ASSIGNMENT —
A complete answer includes every line below with the word "title".

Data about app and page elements
<<<<
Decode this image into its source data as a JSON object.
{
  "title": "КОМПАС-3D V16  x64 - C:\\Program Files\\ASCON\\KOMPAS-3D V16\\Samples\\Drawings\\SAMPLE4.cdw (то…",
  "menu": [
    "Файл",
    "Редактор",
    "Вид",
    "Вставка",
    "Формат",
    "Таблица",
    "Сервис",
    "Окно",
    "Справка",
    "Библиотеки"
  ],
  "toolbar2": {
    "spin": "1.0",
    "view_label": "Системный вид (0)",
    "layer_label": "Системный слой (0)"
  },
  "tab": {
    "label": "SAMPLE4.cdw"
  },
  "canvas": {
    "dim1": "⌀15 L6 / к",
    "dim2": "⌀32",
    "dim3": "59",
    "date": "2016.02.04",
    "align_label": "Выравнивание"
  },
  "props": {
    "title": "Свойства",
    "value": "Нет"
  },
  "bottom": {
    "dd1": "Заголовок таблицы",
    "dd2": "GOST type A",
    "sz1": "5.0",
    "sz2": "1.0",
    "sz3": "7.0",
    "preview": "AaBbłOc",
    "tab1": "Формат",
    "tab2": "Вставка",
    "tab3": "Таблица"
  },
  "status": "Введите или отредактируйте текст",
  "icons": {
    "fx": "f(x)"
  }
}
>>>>
EXPECTED ANSWER —
  "title": "КОМПАС-3D V16  x64 - C:\\Program Files\\ASCON\\KOMPAS-3D V16\\Samples\\Drawings\\SAMPLE4.cdw (то…",
    "title": "Свойства",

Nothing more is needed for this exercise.